Where does the OpenFlow protocol stand in the grand scheme of things?
Let's put the OpenFlow protocol in perspective. This is the protocol that launched the SDN movement. Designed as a simple mechanism for conveying flow-table entries (match criteria and resultant actions) from controllers to switches, it opens the door to the logical and physical separation of control and forwarding elements in a network and to network programmability itself. It abstracts the network to a match-action model and allows policy, security, compliance, traffic engineering, and any other factor that governs how a network should behave to be independently determined by the network operator, not built into the forwarding elements by their manufacturer. In theory, it's nirvana. In practice, it's an enabler of great things contributed by other parts of an SDN ecosystem.
In ONF, we like to talk about the OpenFlow substrate, the foundation of controllers and switches that constitute the data-movement infrastructure heeding the commands of governing software. Above the OpenFlow substrate live all those things that come in close contact with the network operator's business objectives. Here reside services, policies, orchestration, automation, virtualization, and actual content, typically embodied in a computing infrastructure. Business owners care a lot about these things because they constitute the essence of a business and translate directly to revenues and profits. The networking part is just a means to an end, and SDN enables a more direct path to that end.
Sometimes the OpenFlow substrate is described as a southbound interface (from a controller), which it is. It's not the only one, but it's the only standardized one and indeed was the first one, simply because it is a byproduct of the very notion of having a southbound interface. It's not easy to make the transition from the status quo that the networking industry (vendors and customers alike) has become accustomed to, so we are seeing alternative southbound interfaces pop up, mostly in the use of pre-existing protocols that were designed for some other purpose. These generally are not as widely applicable to different scenarios as the OpenFlow protocol, and they don't have nearly the adoption profile among vendors, but they can help ease a customer toward open SDN.
We at ONF believe the OpenFlow protocol will continue to improve, proliferate among products, and increasingly serve as the foundation of service-provider, datacenter, and enterprise networks. We are already working on conformance-testing specifications for OpenFlow 1.3, as this is proving to be the most popular next version after 1.0. We encourage network operators to try the latest version available as they learn what it can do for them.

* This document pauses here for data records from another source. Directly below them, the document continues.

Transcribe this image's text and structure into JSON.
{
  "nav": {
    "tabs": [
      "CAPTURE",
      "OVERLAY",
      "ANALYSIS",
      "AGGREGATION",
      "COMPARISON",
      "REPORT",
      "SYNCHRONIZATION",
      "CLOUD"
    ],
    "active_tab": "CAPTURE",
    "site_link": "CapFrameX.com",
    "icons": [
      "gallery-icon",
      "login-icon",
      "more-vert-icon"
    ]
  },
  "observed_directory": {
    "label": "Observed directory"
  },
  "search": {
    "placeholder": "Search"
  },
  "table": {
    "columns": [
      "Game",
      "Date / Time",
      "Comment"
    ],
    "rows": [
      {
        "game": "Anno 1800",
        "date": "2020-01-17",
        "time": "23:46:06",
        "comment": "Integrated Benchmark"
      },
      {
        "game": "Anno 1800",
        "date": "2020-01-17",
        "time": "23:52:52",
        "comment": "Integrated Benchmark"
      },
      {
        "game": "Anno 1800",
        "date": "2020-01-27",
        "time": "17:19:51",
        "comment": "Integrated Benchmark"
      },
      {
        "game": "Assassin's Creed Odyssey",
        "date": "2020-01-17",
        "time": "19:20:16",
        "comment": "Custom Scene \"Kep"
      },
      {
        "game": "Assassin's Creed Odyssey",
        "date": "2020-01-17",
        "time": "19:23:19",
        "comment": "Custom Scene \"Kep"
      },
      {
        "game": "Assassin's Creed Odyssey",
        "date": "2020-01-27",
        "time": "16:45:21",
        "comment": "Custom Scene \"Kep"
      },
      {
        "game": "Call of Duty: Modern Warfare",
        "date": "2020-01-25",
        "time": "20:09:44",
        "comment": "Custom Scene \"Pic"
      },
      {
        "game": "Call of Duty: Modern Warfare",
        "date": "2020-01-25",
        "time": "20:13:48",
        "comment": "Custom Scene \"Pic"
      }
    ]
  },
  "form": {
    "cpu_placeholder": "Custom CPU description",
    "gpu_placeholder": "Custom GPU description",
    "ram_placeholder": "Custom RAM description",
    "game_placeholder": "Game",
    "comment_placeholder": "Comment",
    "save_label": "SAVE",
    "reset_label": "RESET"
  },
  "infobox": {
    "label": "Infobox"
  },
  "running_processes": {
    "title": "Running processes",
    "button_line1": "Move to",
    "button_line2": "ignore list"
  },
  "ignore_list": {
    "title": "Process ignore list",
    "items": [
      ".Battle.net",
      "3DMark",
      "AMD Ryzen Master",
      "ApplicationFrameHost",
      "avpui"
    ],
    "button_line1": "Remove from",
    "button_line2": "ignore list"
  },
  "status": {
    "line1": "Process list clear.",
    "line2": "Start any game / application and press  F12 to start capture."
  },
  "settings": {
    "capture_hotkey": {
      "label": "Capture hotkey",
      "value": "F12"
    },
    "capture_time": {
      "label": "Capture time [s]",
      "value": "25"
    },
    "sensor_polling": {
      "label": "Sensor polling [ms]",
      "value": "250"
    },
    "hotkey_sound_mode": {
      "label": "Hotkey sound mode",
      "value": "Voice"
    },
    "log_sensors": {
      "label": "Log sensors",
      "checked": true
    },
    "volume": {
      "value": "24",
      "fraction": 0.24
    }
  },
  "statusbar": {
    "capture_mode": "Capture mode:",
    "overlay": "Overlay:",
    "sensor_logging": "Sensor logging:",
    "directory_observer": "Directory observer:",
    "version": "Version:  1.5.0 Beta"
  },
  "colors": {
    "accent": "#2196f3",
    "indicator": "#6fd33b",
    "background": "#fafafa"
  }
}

And we encourage product developers to focus their attention on the software and services that ride on the OpenFlow substrate, rather than on short-term alternatives for the southbound interface. Customers understand business-relevant software and services, and they pay for them. The OpenFlow substrate enables them.
ONF will continue to accelerate the adoption of open SDN by building out the OpenFlow substrate to support services above by supplying missing high-leverage pieces of the larger SDN ecosystem and by mapping out migration paths for network operators -- as well as generally hosting the deep conversations about SDN as it is and as it will be.
— Dan Pitt, Executive Director, Open Networking Foundation